I have never gotten a fix on owning things. I don't mean things like a car or a Cuisinart. I mean things like a beach or a mountain or an idea.

Once when I was nine or 10 and walking along the Main shore, I came across a sign that said: "No Trespassing. Private Property." Even at that age, I wondered: What do these people own? The sand, the water? Do they own the land at low tide or high tide? Are the clams and the fish theirs, too?

It is, when you think about it, really strange to chop up the environment into deed-sized pieces and call it our own. Yet it is also one of the oldest and most universal of human drives.

When I bought my own house seven years ago, I thought about it all again. Why was it that I could buy a half-acre of land and not of sea? Was land really mine to buy? What about the slugs and seelings? To this day, when I walk around my backyard, I think of "my lilac and "my" vegetable garden with pride, and yet some amusement.

I am equally intrigued by the relationship between what we create and what we own. I cannot, for example, patent the idea in a column as my own, insisting that anyone who thinks it or discusses it from now on owes me a royalty. I can put a copyright on a book, but not on a way of looking at the world.

If I were an artist, I could on a painting, but not impressionism. I could sell a record, but not the rights to jazz. I could patent a piano or an easel or a typewriter, but never sue anyone who adopted my style at one of these instruments.

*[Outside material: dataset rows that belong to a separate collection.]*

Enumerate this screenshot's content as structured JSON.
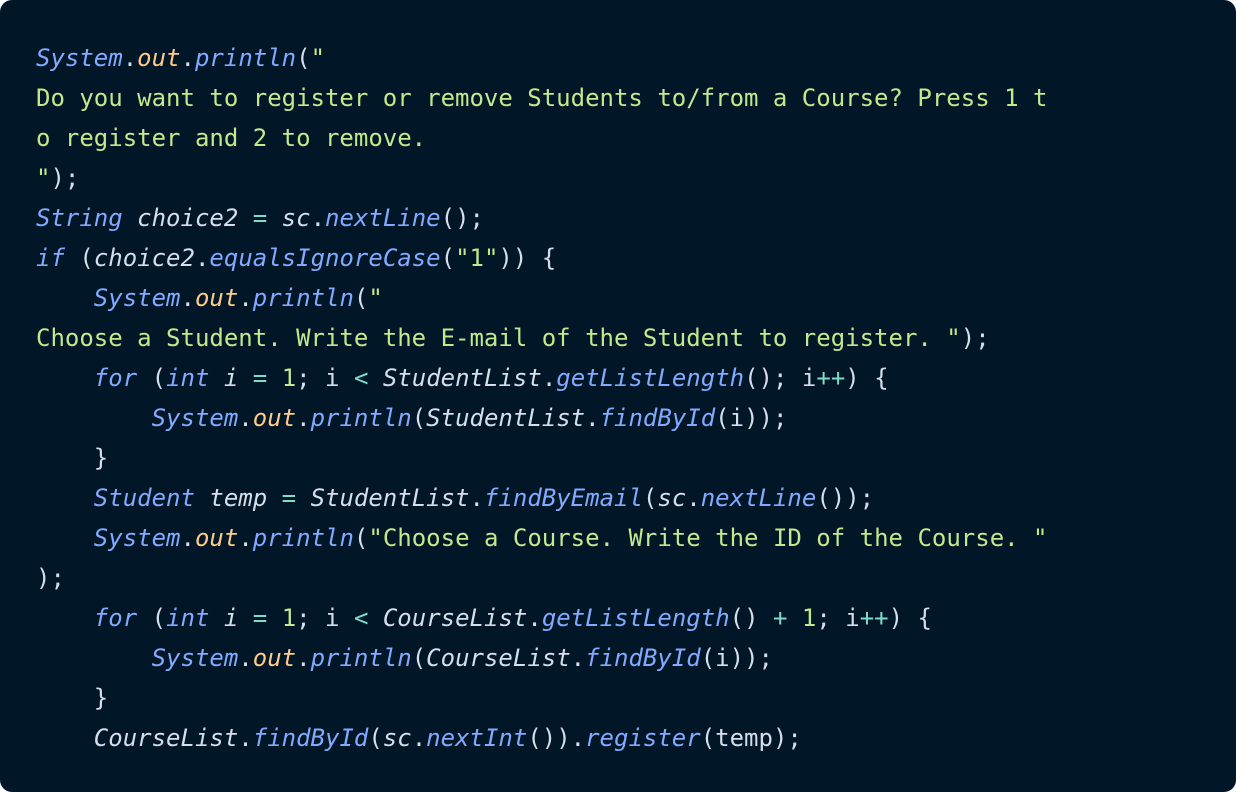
{
  "editor": {
    "background": "#011627",
    "colors": {
      "type": "#82aaff",
      "property": "#ffcb8b",
      "string": "#c3e88d",
      "operator": "#7fdbca",
      "plain": "#d6deeb"
    },
    "lines": [
      [
        [
          "type",
          "System"
        ],
        [
          "punc",
          "."
        ],
        [
          "prop",
          "out"
        ],
        [
          "punc",
          "."
        ],
        [
          "fn",
          "println"
        ],
        [
          "punc",
          "("
        ],
        [
          "str",
          "\""
        ]
      ],
      [
        [
          "str",
          "Do you want to register or remove Students to/from a Course? Press 1 t"
        ]
      ],
      [
        [
          "str",
          "o register and 2 to remove."
        ]
      ],
      [
        [
          "str",
          "\""
        ],
        [
          "punc",
          ");"
        ]
      ],
      [
        [
          "type",
          "String"
        ],
        [
          "plain",
          " "
        ],
        [
          "var",
          "choice2"
        ],
        [
          "plain",
          " "
        ],
        [
          "op",
          "="
        ],
        [
          "plain",
          " "
        ],
        [
          "id",
          "sc"
        ],
        [
          "punc",
          "."
        ],
        [
          "fn",
          "nextLine"
        ],
        [
          "punc",
          "();"
        ]
      ],
      [
        [
          "kw",
          "if"
        ],
        [
          "plain",
          " ("
        ],
        [
          "id",
          "choice2"
        ],
        [
          "punc",
          "."
        ],
        [
          "fn",
          "equalsIgnoreCase"
        ],
        [
          "punc",
          "("
        ],
        [
          "str",
          "\"1\""
        ],
        [
          "punc",
          ")) {"
        ]
      ],
      [
        [
          "plain",
          "    "
        ],
        [
          "type",
          "System"
        ],
        [
          "punc",
          "."
        ],
        [
          "prop",
          "out"
        ],
        [
          "punc",
          "."
        ],
        [
          "fn",
          "println"
        ],
        [
          "punc",
          "("
        ],
        [
          "str",
          "\""
        ]
      ],
      [
        [
          "str",
          "Choose a Student. Write the E-mail of the Student to register. \""
        ],
        [
          "punc",
          ");"
        ]
      ],
      [
        [
          "plain",
          "    "
        ],
        [
          "kw",
          "for"
        ],
        [
          "plain",
          " ("
        ],
        [
          "kw",
          "int"
        ],
        [
          "plain",
          " "
        ],
        [
          "var",
          "i"
        ],
        [
          "plain",
          " "
        ],
        [
          "op",
          "="
        ],
        [
          "plain",
          " "
        ],
        [
          "num",
          "1"
        ],
        [
          "punc",
          ";"
        ],
        [
          "plain",
          " i "
        ],
        [
          "op",
          "<"
        ],
        [
          "plain",
          " "
        ],
        [
          "id",
          "StudentList"
        ],
        [
          "punc",
          "."
        ],
        [
          "fn",
          "getListLength"
        ],
        [
          "punc",
          "();"
        ],
        [
          "plain",
          " i"
        ],
        [
          "op",
          "++"
        ],
        [
          "punc",
          ") {"
        ]
      ],
      [
        [
          "plain",
          "        "
        ],
        [
          "type",
          "System"
        ],
        [
          "punc",
          "."
        ],
        [
          "prop",
          "out"
        ],
        [
          "punc",
          "."
        ],
        [
          "fn",
          "println"
        ],
        [
          "punc",
          "("
        ],
        [
          "id",
          "StudentList"
        ],
        [
          "punc",
          "."
        ],
        [
          "fn",
          "findById"
        ],
        [
          "punc",
          "(i));"
        ]
      ],
      [
        [
          "plain",
          "    "
        ],
        [
          "punc",
          "}"
        ]
      ],
      [
        [
          "plain",
          "    "
        ],
        [
          "type",
          "Student"
        ],
        [
          "plain",
          " "
        ],
        [
          "var",
          "temp"
        ],
        [
          "plain",
          " "
        ],
        [
          "op",
          "="
        ],
        [
          "plain",
          " "
        ],
        [
          "id",
          "StudentList"
        ],
        [
          "punc",
          "."
        ],
        [
          "fn",
          "findByEmail"
        ],
        [
          "punc",
          "("
        ],
        [
          "id",
          "sc"
        ],
        [
          "punc",
          "."
        ],
        [
          "fn",
          "nextLine"
        ],
        [
          "punc",
          "());"
        ]
      ],
      [
        [
          "plain",
          "    "
        ],
        [
          "type",
          "System"
        ],
        [
          "punc",
          "."
        ],
        [
          "prop",
          "out"
        ],
        [
          "punc",
          "."
        ],
        [
          "fn",
          "println"
        ],
        [
          "punc",
          "("
        ],
        [
          "str",
          "\"Choose a Course. Write the ID of the Course. \""
        ]
      ],
      [
        [
          "punc",
          ");"
        ]
      ],
      [
        [
          "plain",
          "    "
        ],
        [
          "kw",
          "for"
        ],
        [
          "plain",
          " ("
        ],
        [
          "kw",
          "int"
        ],
        [
          "plain",
          " "
        ],
        [
          "var",
          "i"
        ],
        [
          "plain",
          " "
        ],
        [
          "op",
          "="
        ],
        [
          "plain",
          " "
        ],
        [
          "num",
          "1"
        ],
        [
          "punc",
          ";"
        ],
        [
          "plain",
          " i "
        ],
        [
          "op",
          "<"
        ],
        [
          "plain",
          " "
        ],
        [
          "id",
          "CourseList"
        ],
        [
          "punc",
          "."
        ],
        [
          "fn",
          "getListLength"
        ],
        [
          "punc",
          "()"
        ],
        [
          "plain",
          " "
        ],
        [
          "op",
          "+"
        ],
        [
          "plain",
          " "
        ],
        [
          "num",
          "1"
        ],
        [
          "punc",
          ";"
        ],
        [
          "plain",
          " i"
        ],
        [
          "op",
          "++"
        ],
        [
          "punc",
          ") {"
        ]
      ],
      [
        [
          "plain",
          "        "
        ],
        [
          "type",
          "System"
        ],
        [
          "punc",
          "."
        ],
        [
          "prop",
          "out"
        ],
        [
          "punc",
          "."
        ],
        [
          "fn",
          "println"
        ],
        [
          "punc",
          "("
        ],
        [
          "id",
          "CourseList"
        ],
        [
          "punc",
          "."
        ],
        [
          "fn",
          "findById"
        ],
        [
          "punc",
          "(i));"
        ]
      ],
      [
        [
          "plain",
          "    "
        ],
        [
          "punc",
          "}"
        ]
      ],
      [
        [
          "plain",
          "    "
        ],
        [
          "id",
          "CourseList"
        ],
        [
          "punc",
          "."
        ],
        [
          "fn",
          "findById"
        ],
        [
          "punc",
          "("
        ],
        [
          "id",
          "sc"
        ],
        [
          "punc",
          "."
        ],
        [
          "fn",
          "nextInt"
        ],
        [
          "punc",
          "())."
        ],
        [
          "fn",
          "register"
        ],
        [
          "punc",
          "(temp);"
        ]
      ]
    ]
  }
}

Now, this week, the Supreme Court has ruled in a rather timorous, tentative voice that we can patent life. A scientist in Chicago, Dr. Ananda M. Chakrabarty, through genetic engineering produced a hungry organism to eat the oil we spill. Five of the members of the court have said that he -- or General Electric, to be specific -- can apply for a patent to make, own and sell this living thing. It will be theirs.

Had this man discovered, rather than invented, an organism that ate up oil spills, he could not have patented it. Newton could not have owned the law of gravity. Crick and Watson could not have taken a patent out of DNA. These discoveries, as the court reminded us, are "manifestations of nature, free to all men and reserved exclusively to none."

It is only the act of human creation, and the creation of something tangible, "useful," manufacturable, man-made that can be exclusively owned.

To be specific, as an earlier court ruled, "Whoever invents or discovers any new and useful process, machine, manufacture or composition of matter or any new and useful improvement thereof may obtain a patent therefore."

The patent is the deed, then, that General Electric can take out of bacteria, as if this species were a camera. They have ruled that Dr. Chakrabarty's discovery is not nature's handiwork, but his own. They have allowed us to patent life because it is "useful."

It seems to me that the whole issue of ownership is here perfectly tied up with human motivation and productivity. We allow people to own something, in order that they will produce, in order that they can own something else. It is called "incentive."

The Patent Act of 1793 was built on the notion that Jefferson shared with the other founders of the country, that "ingenuity should receive a liberal encouragement." In order to encourage creativity, we hold out a promise of ownership and profit. In order to make profit meaningful, we encourage more ownership.

The thing that we have in common is the urge to put our stamp, our fence, our mark, our ego on the landscape. I don't say that with scorn; I think it is one powerful human motivation, and not necessarily an evil one.

But the end result of this sort of reasoning is curious. It can lead to a Hollister Ranch syndrome, where a few people pay up to half a million dollars for 100-acre lots near Santa Barbara and shut off 8 1/2 miles of Pacific Ocean beach to the public.

I am not among the people who are freaked out by fantasies of genetic engineering run amok. But I am cautious.

It is bizarre enough in itself to give people rights to life. It is an even odder business to distribute exclusive patents on our biology and project profit on genes. This is not, after all, a digital clock or a calculator. Genes are the most fragile coastline of the entire human continent.